Some important item groups that have registered high negative growth include ‘Jewellery of gold (studded with stones or not)’ [(-) 68.7%], ‘Anti-malarial drug’ [(-) 66.4%], ‘Hand Tools incl. interchangeable tools, not mechanised’ [(-) 51.8%], ‘Plastic jars, bottles and containers’ [(-)43.9%], ‘Printing Machinery’ [(-) 40.4%], ‘Electric heaters’ [(-) 37.1%], ‘Purified Terephthalic Acid (PTA)’ [(-) 27.7%], ‘Bags/ pouches of HDPE/ LDPE (plastic)’ [(-) 24.8%], ‘Plastic components of packing/ closing/ bottling articles & of electrical fittings’ [(-) 23.0%], ‘Electrical apparatus for switching or protecting electrical circuits (e.g switchgear, circuit breakers/switches, control/ meter panel)’ [(-) 22.6%], ‘Readymade Garments, knitted’ [(-) 21.6%], ‘Generators / Alternators’ [(-) 21.6%] and ‘Tooth Paste’ [(-) 20.2%].

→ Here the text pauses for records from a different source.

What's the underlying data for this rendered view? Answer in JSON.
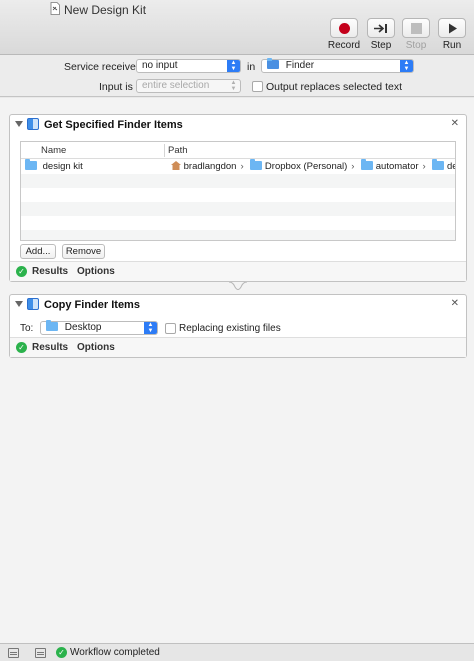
{
  "window": {
    "title": "New Design Kit"
  },
  "toolbar": {
    "record_label": "Record",
    "step_label": "Step",
    "stop_label": "Stop",
    "run_label": "Run",
    "accent": "#c4001b"
  },
  "service": {
    "receives_label": "Service receives",
    "receives_value": "no input",
    "in_label": "in",
    "app_value": "Finder",
    "input_is_label": "Input is",
    "input_is_value": "entire selection",
    "output_replaces_label": "Output replaces selected text"
  },
  "action1": {
    "title": "Get Specified Finder Items",
    "columns": [
      "Name",
      "Path"
    ],
    "rows": [
      {
        "name": "design kit",
        "path": [
          "bradlangdon",
          "Dropbox (Personal)",
          "automator",
          "design"
        ]
      }
    ],
    "add_label": "Add...",
    "remove_label": "Remove",
    "results_label": "Results",
    "options_label": "Options"
  },
  "action2": {
    "title": "Copy Finder Items",
    "to_label": "To:",
    "to_value": "Desktop",
    "replacing_label": "Replacing existing files",
    "results_label": "Results",
    "options_label": "Options"
  },
  "status": {
    "text": "Workflow completed"
  }
}
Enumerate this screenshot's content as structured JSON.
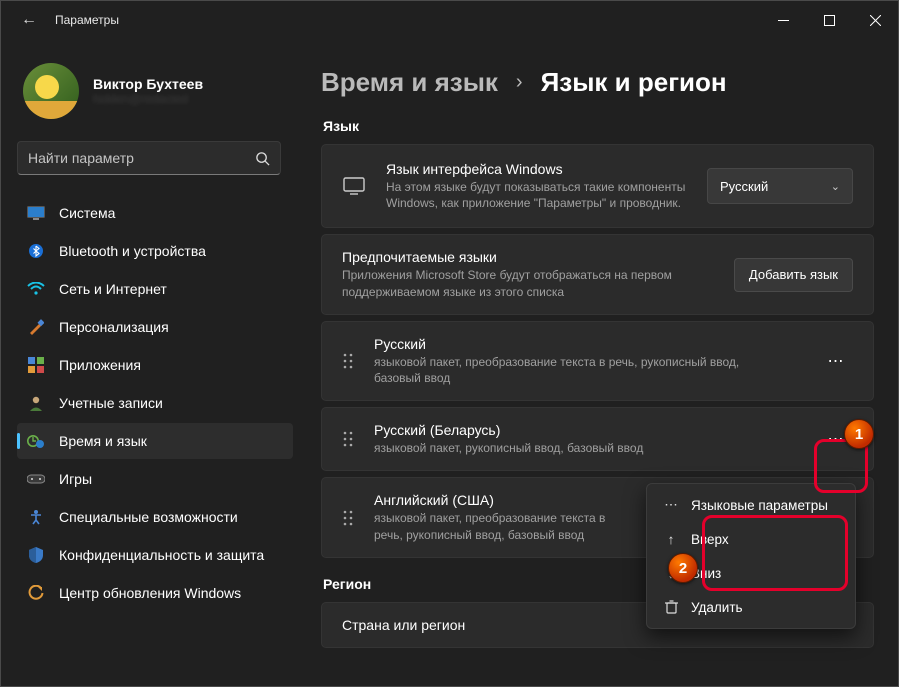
{
  "window": {
    "title": "Параметры"
  },
  "profile": {
    "name": "Виктор Бухтеев",
    "email_masked": "hidden@redacted"
  },
  "search": {
    "placeholder": "Найти параметр"
  },
  "nav": {
    "items": [
      {
        "label": "Система",
        "icon": "display"
      },
      {
        "label": "Bluetooth и устройства",
        "icon": "bluetooth"
      },
      {
        "label": "Сеть и Интернет",
        "icon": "wifi"
      },
      {
        "label": "Персонализация",
        "icon": "brush"
      },
      {
        "label": "Приложения",
        "icon": "apps"
      },
      {
        "label": "Учетные записи",
        "icon": "user"
      },
      {
        "label": "Время и язык",
        "icon": "time-lang",
        "active": true
      },
      {
        "label": "Игры",
        "icon": "games"
      },
      {
        "label": "Специальные возможности",
        "icon": "accessibility"
      },
      {
        "label": "Конфиденциальность и защита",
        "icon": "shield"
      },
      {
        "label": "Центр обновления Windows",
        "icon": "update"
      }
    ]
  },
  "breadcrumb": {
    "root": "Время и язык",
    "leaf": "Язык и регион"
  },
  "lang_section": {
    "header": "Язык",
    "ui_lang": {
      "title": "Язык интерфейса Windows",
      "desc": "На этом языке будут показываться такие компоненты Windows, как приложение \"Параметры\" и проводник.",
      "selected": "Русский"
    },
    "preferred": {
      "title": "Предпочитаемые языки",
      "desc": "Приложения Microsoft Store будут отображаться на первом поддерживаемом языке из этого списка",
      "add_label": "Добавить язык"
    },
    "languages": [
      {
        "name": "Русский",
        "feat": "языковой пакет, преобразование текста в речь, рукописный ввод, базовый ввод"
      },
      {
        "name": "Русский (Беларусь)",
        "feat": "языковой пакет, рукописный ввод, базовый ввод"
      },
      {
        "name": "Английский (США)",
        "feat": "языковой пакет, преобразование текста в речь, рукописный ввод, базовый ввод"
      }
    ]
  },
  "region_section": {
    "header": "Регион",
    "row_title": "Страна или регион"
  },
  "context_menu": {
    "items": [
      {
        "label": "Языковые параметры",
        "icon": "more"
      },
      {
        "label": "Вверх",
        "icon": "up"
      },
      {
        "label": "Вниз",
        "icon": "down"
      },
      {
        "label": "Удалить",
        "icon": "trash"
      }
    ]
  },
  "annotations": {
    "one": "1",
    "two": "2"
  }
}
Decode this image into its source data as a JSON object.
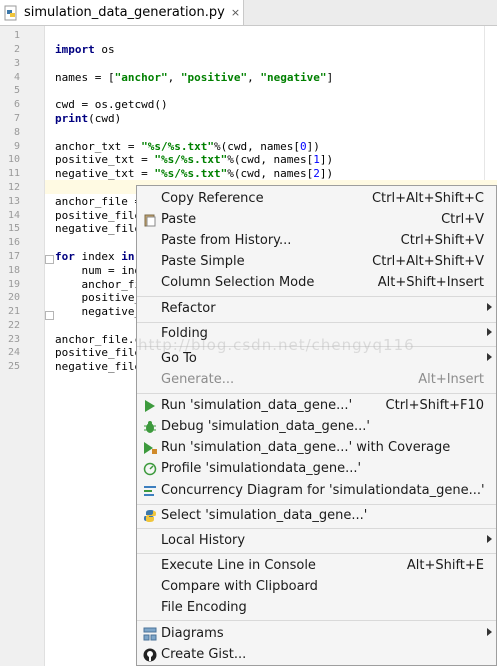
{
  "tab": {
    "title": "simulation_data_generation.py",
    "close": "×",
    "icon": "python-file-icon"
  },
  "editor": {
    "line_numbers": [
      "1",
      "2",
      "3",
      "4",
      "5",
      "6",
      "7",
      "8",
      "9",
      "10",
      "11",
      "12",
      "13",
      "14",
      "15",
      "16",
      "17",
      "18",
      "19",
      "20",
      "21",
      "22",
      "23",
      "24",
      "25"
    ],
    "code": {
      "l3": "import os",
      "l5": "names = [\"anchor\", \"positive\", \"negative\"]",
      "l7": "cwd = os.getcwd()",
      "l8": "print(cwd)",
      "l10": "anchor_txt = \"%s/%s.txt\"%(cwd, names[0])",
      "l11": "positive_txt = \"%s/%s.txt\"%(cwd, names[1])",
      "l12": "negative_txt = \"%s/%s.txt\"%(cwd, names[2])",
      "l14": "anchor_file =",
      "l15": "positive_file",
      "l16": "negative_file",
      "l18": "for index in",
      "l19": "    num = ind",
      "l20": "    anchor_fi",
      "l21": "    positive_",
      "l22": "    negative_",
      "l24": "anchor_file.c",
      "l25": "positive_file",
      "l26": "negative_file"
    }
  },
  "context_menu": {
    "items": {
      "copy_reference": {
        "label": "Copy Reference",
        "shortcut": "Ctrl+Alt+Shift+C"
      },
      "paste": {
        "label": "Paste",
        "shortcut": "Ctrl+V",
        "icon": "clipboard-icon"
      },
      "paste_history": {
        "label": "Paste from History...",
        "shortcut": "Ctrl+Shift+V"
      },
      "paste_simple": {
        "label": "Paste Simple",
        "shortcut": "Ctrl+Alt+Shift+V"
      },
      "column_selection": {
        "label": "Column Selection Mode",
        "shortcut": "Alt+Shift+Insert"
      },
      "refactor": {
        "label": "Refactor"
      },
      "folding": {
        "label": "Folding"
      },
      "go_to": {
        "label": "Go To"
      },
      "generate": {
        "label": "Generate...",
        "shortcut": "Alt+Insert"
      },
      "run": {
        "label": "Run 'simulation_data_gene...'",
        "shortcut": "Ctrl+Shift+F10",
        "icon": "run-icon"
      },
      "debug": {
        "label": "Debug 'simulation_data_gene...'",
        "icon": "debug-icon"
      },
      "run_coverage": {
        "label": "Run 'simulation_data_gene...' with Coverage",
        "icon": "coverage-icon"
      },
      "profile": {
        "label": "Profile 'simulationdata_gene...'",
        "icon": "profile-icon"
      },
      "concurrency": {
        "label": "Concurrency Diagram for  'simulationdata_gene...'",
        "icon": "concurrency-icon"
      },
      "select": {
        "label": "Select 'simulation_data_gene...'",
        "icon": "python-icon"
      },
      "local_history": {
        "label": "Local History"
      },
      "execute_console": {
        "label": "Execute Line in Console",
        "shortcut": "Alt+Shift+E"
      },
      "compare_clipboard": {
        "label": "Compare with Clipboard"
      },
      "file_encoding": {
        "label": "File Encoding"
      },
      "diagrams": {
        "label": "Diagrams",
        "icon": "diagram-icon"
      },
      "create_gist": {
        "label": "Create Gist...",
        "icon": "github-icon"
      }
    }
  },
  "watermark": "http://blog.csdn.net/chengyq116",
  "colors": {
    "keyword": "#000080",
    "string": "#008000",
    "number": "#0000ff",
    "menu_bg": "#f5f5f5"
  }
}
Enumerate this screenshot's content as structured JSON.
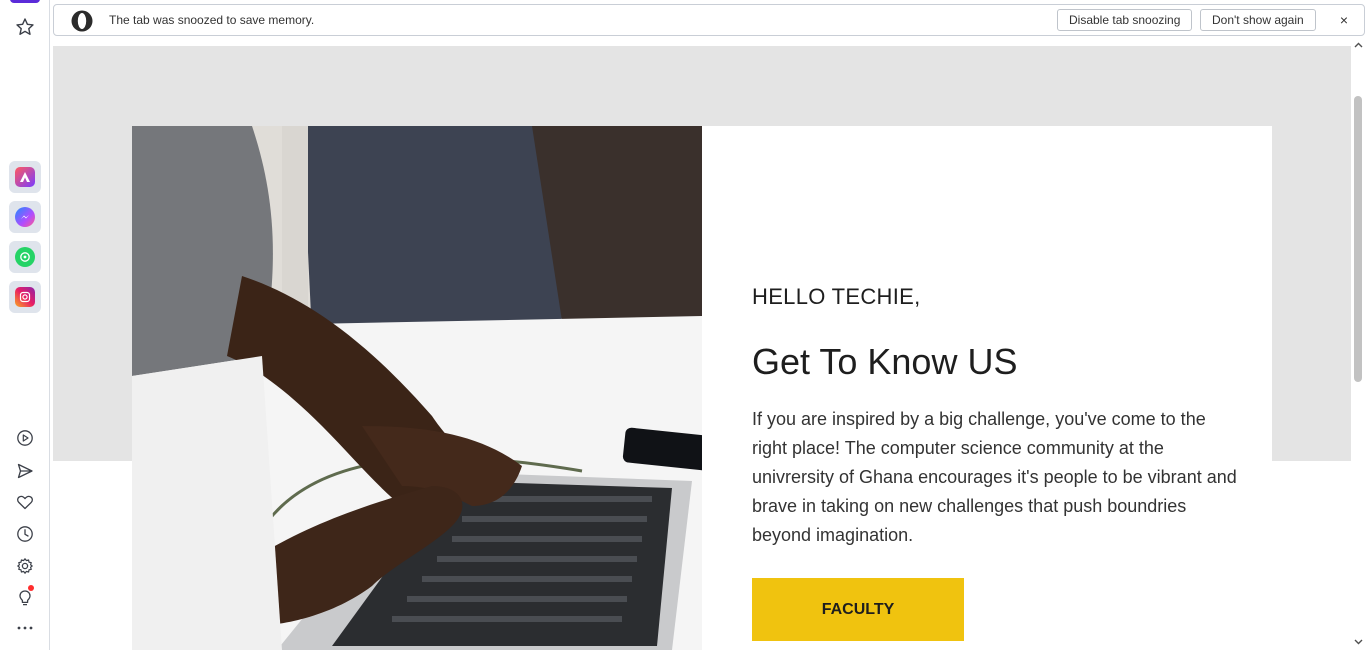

Today was also inflation data day. So a look at the consumer price index (CPI) or retail inflation. CPI for December came in at 5.2% v/s 4.9%. A quick look at some of the internals of CPI on (MoM):
- Food inflation 4.96% v/s 4.42%
- Fuel inflation 7.9% v/s 7.9%
- Vegetable inflation 29.13% v/s 22.48%
- Clothing and footwear 4.8% v/s 4.96%
- Cereals 2.57% v/s 3.27%
- Milk and milk products
- Pulses -23.47% v/s -23.53%
- Housing 8.25% v/s 7.36%
This means that in the coming months, we are going to see inflation in this 5% category and during April and May months, due to the lower bas effect, we could see a much higher CPI. Thus expecting any rate cut from RBI in any time soon is being naïve.
The market is sure to celebrate this bumper of a growth number but it would be just a temporary reaction. At this juncture, all eyes will be on the Union Budget, which is just 19 days away. Budget and Q3 numbers will more or less decide the moods.
For now, this IIP number and 38% jump in net profit of Infosys, albeit thanks to tax write back is good news. As we get into the weekend, let’s keep this good in mind and rejuvenate ourselves for the next week.